Cable Technology Feature Article
How Much Extra Energy Will New Dual-Mode Comcast Public Wi-Fi Routers Consume?
By Gary Kim, Contributing Editor
As it rolls out new consumer Wi-Fi routers that support a private network for the high-speed access customer and also create a separate public Wi-Fi node, there will be cost implications for consumers, much as use of TV set-top boxes draws energy from the consumer’s home account.
Comcast (News - Alert) public Wi-Fi features are being used to create a nationwide Wi-Fi service that can be used by non-Comcast customers, costing $3 an hour, $8 a day or $20 a week.
According to a test conducted by Speedify, a user in Philadelphia would pay for between $15 and $23 a year in additional electricity costs to support Comcast’s public Wi-Fi hotspot feature.
But Comcast thinks electrical consumption would be lower than that. The Speedify test apparently used a business grade router and was an older model that does not reflect the current power consumption of a consumer router.
In fact, Comcast says the incremental energy consumption should hardly be discernible, and is imposes negligible additional energy draw.
Consumers also have the ability to turn off the public Wi-Fi feature, so the issue might not be nearly as big as first seemed to be the case.
But Comcast has said it plans to activate eight million of the new routers by the end of 2014.
What is not yet so clear is how the new network might actually work, in residential areas outside of urban cores, where Wi-Fi signals do not necessarily reach all the way out into the street.
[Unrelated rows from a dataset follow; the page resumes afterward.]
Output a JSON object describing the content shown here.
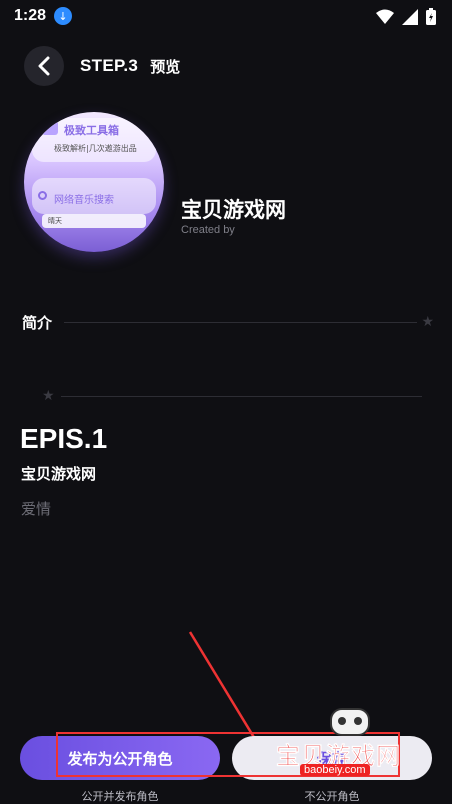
{
  "status": {
    "time": "1:28"
  },
  "header": {
    "step": "STEP.3",
    "title": "预览"
  },
  "avatar_preview": {
    "app_title": "极致工具箱",
    "subtitle": "极致解析|几次遨游出品",
    "search_label": "网络音乐搜索",
    "strip_text": "晴天"
  },
  "character": {
    "name": "宝贝游戏网",
    "created_by_label": "Created by"
  },
  "intro": {
    "label": "简介"
  },
  "episode": {
    "number": "EPIS.1",
    "name": "宝贝游戏网",
    "tag": "爱情"
  },
  "actions": {
    "publish_label": "发布为公开角色",
    "publish_sub": "公开并发布角色",
    "save_label": "保存",
    "save_sub": "不公开角色"
  },
  "watermark": {
    "text": "宝贝游戏网",
    "url": "baobeiy.com"
  },
  "colors": {
    "accent": "#7a5cea",
    "background": "#0f0f13",
    "annotation": "#e33333"
  }
}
It seems unlikely too many people will use the “public” access in residential areas, for that reason.
More significant are potential usage scenarios in denser urban areas where the public signals might actually reach far enough outside consumer homes to be usable by the public at large.
The broader issue is not new. Cable TV set-top boxes, for example, consume rather large amounts of energy even when turned off, about $8 a month or $96 a year for consumers in Southern California, for example.
The difference is that that power consumption is the result of a consumer choosing to buy a service that requires a device that draws power. The Comcast public W-Fi network does not directly benefit the customer supplying the electrical power.
To be sure, improvements are being made. But a 2011 study found that a single a high-definition cable or satellite set-top box, equipped with a high-definition digital video recorder feature uses up 446 kilowatt hours per year.
That's more than a new Energy Star rated 21 cubic-foot refrigerator, which uses 415 kWh per year, according to the Natural Resources Defense Council data. And about 66 percent of the energy consumed occurs when consumers are not actually watching TV or recording content.
Edited by Alisen Downey